Write out the full set of records exactly. Any pictures in them do not belong in the copy.

- _Interface dataset entries_:
··········

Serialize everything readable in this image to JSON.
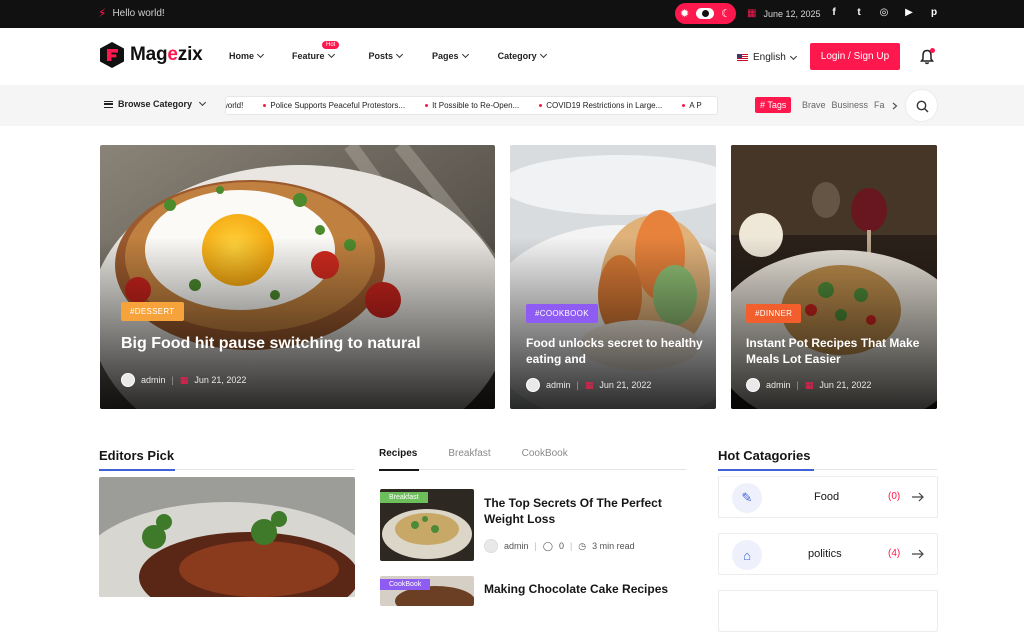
{
  "topbar": {
    "greeting": "Hello world!",
    "date": "June 12, 2025",
    "social_icons": [
      "facebook-icon",
      "twitter-icon",
      "instagram-icon",
      "youtube-icon",
      "pinterest-icon"
    ],
    "social_glyphs": [
      "f",
      "t",
      "◎",
      "▶",
      "p"
    ]
  },
  "header": {
    "logo_main": "Mag",
    "logo_accent": "e",
    "logo_rest": "zix",
    "nav": [
      {
        "label": "Home"
      },
      {
        "label": "Feature",
        "badge": "Hot"
      },
      {
        "label": "Posts"
      },
      {
        "label": "Pages"
      },
      {
        "label": "Category"
      }
    ],
    "language": "English",
    "login_label": "Login / Sign Up"
  },
  "catbar": {
    "browse_label": "Browse Category",
    "ticker": [
      "world!",
      "Police Supports Peaceful Protestors...",
      "It Possible to Re-Open...",
      "COVID19 Restrictions in Large...",
      "A P"
    ],
    "tags_label": "# Tags",
    "tags": [
      "Brave",
      "Business",
      "Fa"
    ]
  },
  "hero": [
    {
      "badge": "#DESSERT",
      "title": "Big Food hit pause switching to natural",
      "author": "admin",
      "date": "Jun 21, 2022"
    },
    {
      "badge": "#COOKBOOK",
      "title": "Food unlocks secret to healthy eating and",
      "author": "admin",
      "date": "Jun 21, 2022"
    },
    {
      "badge": "#DINNER",
      "title": "Instant Pot Recipes That Make Meals Lot Easier",
      "author": "admin",
      "date": "Jun 21, 2022"
    }
  ],
  "colors": {
    "accent": "#ff184e",
    "dessert": "#f6a33c",
    "cookbook": "#8f5cf3",
    "dinner": "#f25f2c",
    "blue": "#3d63d9"
  },
  "editors_pick": {
    "title": "Editors Pick"
  },
  "recipes": {
    "tabs": [
      "Recipes",
      "Breakfast",
      "CookBook"
    ],
    "items": [
      {
        "tag": "Breakfast",
        "title": "The Top Secrets Of The Perfect Weight Loss",
        "author": "admin",
        "comments": "0",
        "read": "3 min read"
      },
      {
        "tag": "CookBook",
        "title": "Making Chocolate Cake Recipes"
      }
    ]
  },
  "hot_categories": {
    "title": "Hot Catagories",
    "items": [
      {
        "name": "Food",
        "count": "(0)",
        "icon": "food-icon"
      },
      {
        "name": "politics",
        "count": "(4)",
        "icon": "bank-icon"
      }
    ]
  }
}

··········

- _Exercise solution_:
Serialize everything readable in this image to JSON.
{
  "topbar": {
    "greeting": "Hello world!",
    "date": "June 12, 2025",
    "social_icons": [
      "facebook-icon",
      "twitter-icon",
      "instagram-icon",
      "youtube-icon",
      "pinterest-icon"
    ],
    "social_glyphs": [
      "f",
      "t",
      "◎",
      "▶",
      "p"
    ]
  },
  "header": {
    "logo_main": "Mag",
    "logo_accent": "e",
    "logo_rest": "zix",
    "nav": [
      {
        "label": "Home"
      },
      {
        "label": "Feature",
        "badge": "Hot"
      },
      {
        "label": "Posts"
      },
      {
        "label": "Pages"
      },
      {
        "label": "Category"
      }
    ],
    "language": "English",
    "login_label": "Login / Sign Up"
  },
  "catbar": {
    "browse_label": "Browse Category",
    "ticker": [
      "world!",
      "Police Supports Peaceful Protestors...",
      "It Possible to Re-Open...",
      "COVID19 Restrictions in Large...",
      "A P"
    ],
    "tags_label": "# Tags",
    "tags": [
      "Brave",
      "Business",
      "Fa"
    ]
  },
  "hero": [
    {
      "badge": "#DESSERT",
      "title": "Big Food hit pause switching to natural",
      "author": "admin",
      "date": "Jun 21, 2022"
    },
    {
      "badge": "#COOKBOOK",
      "title": "Food unlocks secret to healthy eating and",
      "author": "admin",
      "date": "Jun 21, 2022"
    },
    {
      "badge": "#DINNER",
      "title": "Instant Pot Recipes That Make Meals Lot Easier",
      "author": "admin",
      "date": "Jun 21, 2022"
    }
  ],
  "colors": {
    "accent": "#ff184e",
    "dessert": "#f6a33c",
    "cookbook": "#8f5cf3",
    "dinner": "#f25f2c",
    "blue": "#3d63d9"
  },
  "editors_pick": {
    "title": "Editors Pick"
  },
  "recipes": {
    "tabs": [
      "Recipes",
      "Breakfast",
      "CookBook"
    ],
    "items": [
      {
        "tag": "Breakfast",
        "title": "The Top Secrets Of The Perfect Weight Loss",
        "author": "admin",
        "comments": "0",
        "read": "3 min read"
      },
      {
        "tag": "CookBook",
        "title": "Making Chocolate Cake Recipes"
      }
    ]
  },
  "hot_categories": {
    "title": "Hot Catagories",
    "items": [
      {
        "name": "Food",
        "count": "(0)",
        "icon": "food-icon"
      },
      {
        "name": "politics",
        "count": "(4)",
        "icon": "bank-icon"
      }
    ]
  }
}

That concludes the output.